§ Input data:
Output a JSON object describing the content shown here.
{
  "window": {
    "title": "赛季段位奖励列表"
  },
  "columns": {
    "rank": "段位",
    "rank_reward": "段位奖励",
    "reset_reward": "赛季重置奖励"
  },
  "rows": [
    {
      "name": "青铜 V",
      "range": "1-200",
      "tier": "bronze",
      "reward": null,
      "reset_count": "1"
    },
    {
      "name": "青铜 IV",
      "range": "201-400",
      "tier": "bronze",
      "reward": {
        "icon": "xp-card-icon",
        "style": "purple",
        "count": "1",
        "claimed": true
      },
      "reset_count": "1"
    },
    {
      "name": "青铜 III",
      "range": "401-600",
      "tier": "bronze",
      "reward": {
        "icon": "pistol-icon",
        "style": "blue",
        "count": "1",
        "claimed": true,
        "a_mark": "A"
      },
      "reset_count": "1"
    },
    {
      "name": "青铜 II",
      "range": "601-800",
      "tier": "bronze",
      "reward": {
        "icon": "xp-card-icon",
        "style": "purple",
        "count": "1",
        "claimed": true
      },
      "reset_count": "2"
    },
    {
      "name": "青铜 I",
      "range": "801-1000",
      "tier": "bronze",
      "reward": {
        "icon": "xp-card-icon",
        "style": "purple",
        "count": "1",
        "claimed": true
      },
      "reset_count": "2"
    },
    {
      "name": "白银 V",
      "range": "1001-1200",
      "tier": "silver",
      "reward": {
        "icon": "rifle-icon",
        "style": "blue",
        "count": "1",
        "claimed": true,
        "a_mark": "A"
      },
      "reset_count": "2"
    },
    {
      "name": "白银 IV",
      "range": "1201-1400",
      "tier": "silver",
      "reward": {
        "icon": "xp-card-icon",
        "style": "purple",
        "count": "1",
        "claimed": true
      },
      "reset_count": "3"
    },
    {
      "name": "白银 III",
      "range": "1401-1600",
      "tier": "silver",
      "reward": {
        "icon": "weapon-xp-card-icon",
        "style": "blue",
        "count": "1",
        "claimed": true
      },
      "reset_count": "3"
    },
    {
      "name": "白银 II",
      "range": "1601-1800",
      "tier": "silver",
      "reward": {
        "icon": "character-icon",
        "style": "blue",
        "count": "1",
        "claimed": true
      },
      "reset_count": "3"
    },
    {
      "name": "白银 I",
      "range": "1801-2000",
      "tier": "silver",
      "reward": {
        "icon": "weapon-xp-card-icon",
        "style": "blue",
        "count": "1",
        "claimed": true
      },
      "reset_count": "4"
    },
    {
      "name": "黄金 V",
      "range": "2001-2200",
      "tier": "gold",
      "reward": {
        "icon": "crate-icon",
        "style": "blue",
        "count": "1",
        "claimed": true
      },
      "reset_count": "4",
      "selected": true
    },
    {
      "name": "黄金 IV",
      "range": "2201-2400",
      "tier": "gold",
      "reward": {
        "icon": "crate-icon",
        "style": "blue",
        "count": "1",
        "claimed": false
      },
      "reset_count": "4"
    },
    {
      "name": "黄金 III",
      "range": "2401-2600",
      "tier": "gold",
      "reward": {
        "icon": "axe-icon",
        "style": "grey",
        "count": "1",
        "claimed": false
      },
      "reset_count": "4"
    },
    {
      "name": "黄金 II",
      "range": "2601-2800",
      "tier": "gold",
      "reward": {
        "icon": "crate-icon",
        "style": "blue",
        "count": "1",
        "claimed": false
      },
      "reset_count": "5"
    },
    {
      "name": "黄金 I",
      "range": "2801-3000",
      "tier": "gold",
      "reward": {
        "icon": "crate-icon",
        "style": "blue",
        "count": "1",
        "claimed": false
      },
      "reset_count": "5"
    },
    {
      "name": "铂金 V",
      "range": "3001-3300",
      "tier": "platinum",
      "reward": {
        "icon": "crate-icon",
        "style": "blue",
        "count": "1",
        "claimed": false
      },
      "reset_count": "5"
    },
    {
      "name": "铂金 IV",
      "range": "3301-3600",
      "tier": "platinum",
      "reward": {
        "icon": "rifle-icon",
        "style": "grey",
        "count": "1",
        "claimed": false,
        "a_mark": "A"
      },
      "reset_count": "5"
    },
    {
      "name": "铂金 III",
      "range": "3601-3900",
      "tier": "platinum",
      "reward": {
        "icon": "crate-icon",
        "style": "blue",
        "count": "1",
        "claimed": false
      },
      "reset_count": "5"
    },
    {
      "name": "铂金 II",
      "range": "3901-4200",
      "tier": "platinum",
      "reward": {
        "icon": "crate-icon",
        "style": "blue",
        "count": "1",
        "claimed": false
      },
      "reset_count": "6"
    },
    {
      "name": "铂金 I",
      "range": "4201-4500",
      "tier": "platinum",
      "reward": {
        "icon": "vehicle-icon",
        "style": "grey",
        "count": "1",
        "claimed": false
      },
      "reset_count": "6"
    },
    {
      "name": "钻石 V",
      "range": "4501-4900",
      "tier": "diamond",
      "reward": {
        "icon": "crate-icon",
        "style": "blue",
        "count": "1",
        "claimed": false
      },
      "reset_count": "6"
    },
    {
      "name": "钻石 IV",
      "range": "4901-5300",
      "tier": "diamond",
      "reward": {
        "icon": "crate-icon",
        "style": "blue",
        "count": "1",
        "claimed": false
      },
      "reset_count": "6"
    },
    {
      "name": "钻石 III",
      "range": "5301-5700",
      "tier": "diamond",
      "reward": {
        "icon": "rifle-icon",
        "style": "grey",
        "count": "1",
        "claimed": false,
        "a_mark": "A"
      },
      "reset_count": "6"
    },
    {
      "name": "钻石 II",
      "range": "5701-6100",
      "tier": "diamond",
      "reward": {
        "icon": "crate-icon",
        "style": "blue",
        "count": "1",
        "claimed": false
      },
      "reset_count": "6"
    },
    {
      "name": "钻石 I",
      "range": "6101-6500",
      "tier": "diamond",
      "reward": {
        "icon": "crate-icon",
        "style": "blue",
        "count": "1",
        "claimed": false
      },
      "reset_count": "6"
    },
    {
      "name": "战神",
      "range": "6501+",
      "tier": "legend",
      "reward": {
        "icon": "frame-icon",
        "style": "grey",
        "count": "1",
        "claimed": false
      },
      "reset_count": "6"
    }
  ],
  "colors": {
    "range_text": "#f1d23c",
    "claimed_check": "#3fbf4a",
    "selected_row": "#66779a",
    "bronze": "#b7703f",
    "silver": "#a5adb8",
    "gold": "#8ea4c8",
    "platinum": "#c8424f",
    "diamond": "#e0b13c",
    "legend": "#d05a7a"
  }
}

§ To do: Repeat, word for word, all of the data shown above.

§ Solution to this task:
Output a JSON object describing the content shown here.
{
  "window": {
    "title": "赛季段位奖励列表"
  },
  "columns": {
    "rank": "段位",
    "rank_reward": "段位奖励",
    "reset_reward": "赛季重置奖励"
  },
  "rows": [
    {
      "name": "青铜 V",
      "range": "1-200",
      "tier": "bronze",
      "reward": null,
      "reset_count": "1"
    },
    {
      "name": "青铜 IV",
      "range": "201-400",
      "tier": "bronze",
      "reward": {
        "icon": "xp-card-icon",
        "style": "purple",
        "count": "1",
        "claimed": true
      },
      "reset_count": "1"
    },
    {
      "name": "青铜 III",
      "range": "401-600",
      "tier": "bronze",
      "reward": {
        "icon": "pistol-icon",
        "style": "blue",
        "count": "1",
        "claimed": true,
        "a_mark": "A"
      },
      "reset_count": "1"
    },
    {
      "name": "青铜 II",
      "range": "601-800",
      "tier": "bronze",
      "reward": {
        "icon": "xp-card-icon",
        "style": "purple",
        "count": "1",
        "claimed": true
      },
      "reset_count": "2"
    },
    {
      "name": "青铜 I",
      "range": "801-1000",
      "tier": "bronze",
      "reward": {
        "icon": "xp-card-icon",
        "style": "purple",
        "count": "1",
        "claimed": true
      },
      "reset_count": "2"
    },
    {
      "name": "白银 V",
      "range": "1001-1200",
      "tier": "silver",
      "reward": {
        "icon": "rifle-icon",
        "style": "blue",
        "count": "1",
        "claimed": true,
        "a_mark": "A"
      },
      "reset_count": "2"
    },
    {
      "name": "白银 IV",
      "range": "1201-1400",
      "tier": "silver",
      "reward": {
        "icon": "xp-card-icon",
        "style": "purple",
        "count": "1",
        "claimed": true
      },
      "reset_count": "3"
    },
    {
      "name": "白银 III",
      "range": "1401-1600",
      "tier": "silver",
      "reward": {
        "icon": "weapon-xp-card-icon",
        "style": "blue",
        "count": "1",
        "claimed": true
      },
      "reset_count": "3"
    },
    {
      "name": "白银 II",
      "range": "1601-1800",
      "tier": "silver",
      "reward": {
        "icon": "character-icon",
        "style": "blue",
        "count": "1",
        "claimed": true
      },
      "reset_count": "3"
    },
    {
      "name": "白银 I",
      "range": "1801-2000",
      "tier": "silver",
      "reward": {
        "icon": "weapon-xp-card-icon",
        "style": "blue",
        "count": "1",
        "claimed": true
      },
      "reset_count": "4"
    },
    {
      "name": "黄金 V",
      "range": "2001-2200",
      "tier": "gold",
      "reward": {
        "icon": "crate-icon",
        "style": "blue",
        "count": "1",
        "claimed": true
      },
      "reset_count": "4",
      "selected": true
    },
    {
      "name": "黄金 IV",
      "range": "2201-2400",
      "tier": "gold",
      "reward": {
        "icon": "crate-icon",
        "style": "blue",
        "count": "1",
        "claimed": false
      },
      "reset_count": "4"
    },
    {
      "name": "黄金 III",
      "range": "2401-2600",
      "tier": "gold",
      "reward": {
        "icon": "axe-icon",
        "style": "grey",
        "count": "1",
        "claimed": false
      },
      "reset_count": "4"
    },
    {
      "name": "黄金 II",
      "range": "2601-2800",
      "tier": "gold",
      "reward": {
        "icon": "crate-icon",
        "style": "blue",
        "count": "1",
        "claimed": false
      },
      "reset_count": "5"
    },
    {
      "name": "黄金 I",
      "range": "2801-3000",
      "tier": "gold",
      "reward": {
        "icon": "crate-icon",
        "style": "blue",
        "count": "1",
        "claimed": false
      },
      "reset_count": "5"
    },
    {
      "name": "铂金 V",
      "range": "3001-3300",
      "tier": "platinum",
      "reward": {
        "icon": "crate-icon",
        "style": "blue",
        "count": "1",
        "claimed": false
      },
      "reset_count": "5"
    },
    {
      "name": "铂金 IV",
      "range": "3301-3600",
      "tier": "platinum",
      "reward": {
        "icon": "rifle-icon",
        "style": "grey",
        "count": "1",
        "claimed": false,
        "a_mark": "A"
      },
      "reset_count": "5"
    },
    {
      "name": "铂金 III",
      "range": "3601-3900",
      "tier": "platinum",
      "reward": {
        "icon": "crate-icon",
        "style": "blue",
        "count": "1",
        "claimed": false
      },
      "reset_count": "5"
    },
    {
      "name": "铂金 II",
      "range": "3901-4200",
      "tier": "platinum",
      "reward": {
        "icon": "crate-icon",
        "style": "blue",
        "count": "1",
        "claimed": false
      },
      "reset_count": "6"
    },
    {
      "name": "铂金 I",
      "range": "4201-4500",
      "tier": "platinum",
      "reward": {
        "icon": "vehicle-icon",
        "style": "grey",
        "count": "1",
        "claimed": false
      },
      "reset_count": "6"
    },
    {
      "name": "钻石 V",
      "range": "4501-4900",
      "tier": "diamond",
      "reward": {
        "icon": "crate-icon",
        "style": "blue",
        "count": "1",
        "claimed": false
      },
      "reset_count": "6"
    },
    {
      "name": "钻石 IV",
      "range": "4901-5300",
      "tier": "diamond",
      "reward": {
        "icon": "crate-icon",
        "style": "blue",
        "count": "1",
        "claimed": false
      },
      "reset_count": "6"
    },
    {
      "name": "钻石 III",
      "range": "5301-5700",
      "tier": "diamond",
      "reward": {
        "icon": "rifle-icon",
        "style": "grey",
        "count": "1",
        "claimed": false,
        "a_mark": "A"
      },
      "reset_count": "6"
    },
    {
      "name": "钻石 II",
      "range": "5701-6100",
      "tier": "diamond",
      "reward": {
        "icon": "crate-icon",
        "style": "blue",
        "count": "1",
        "claimed": false
      },
      "reset_count": "6"
    },
    {
      "name": "钻石 I",
      "range": "6101-6500",
      "tier": "diamond",
      "reward": {
        "icon": "crate-icon",
        "style": "blue",
        "count": "1",
        "claimed": false
      },
      "reset_count": "6"
    },
    {
      "name": "战神",
      "range": "6501+",
      "tier": "legend",
      "reward": {
        "icon": "frame-icon",
        "style": "grey",
        "count": "1",
        "claimed": false
      },
      "reset_count": "6"
    }
  ],
  "colors": {
    "range_text": "#f1d23c",
    "claimed_check": "#3fbf4a",
    "selected_row": "#66779a",
    "bronze": "#b7703f",
    "silver": "#a5adb8",
    "gold": "#8ea4c8",
    "platinum": "#c8424f",
    "diamond": "#e0b13c",
    "legend": "#d05a7a"
  }
}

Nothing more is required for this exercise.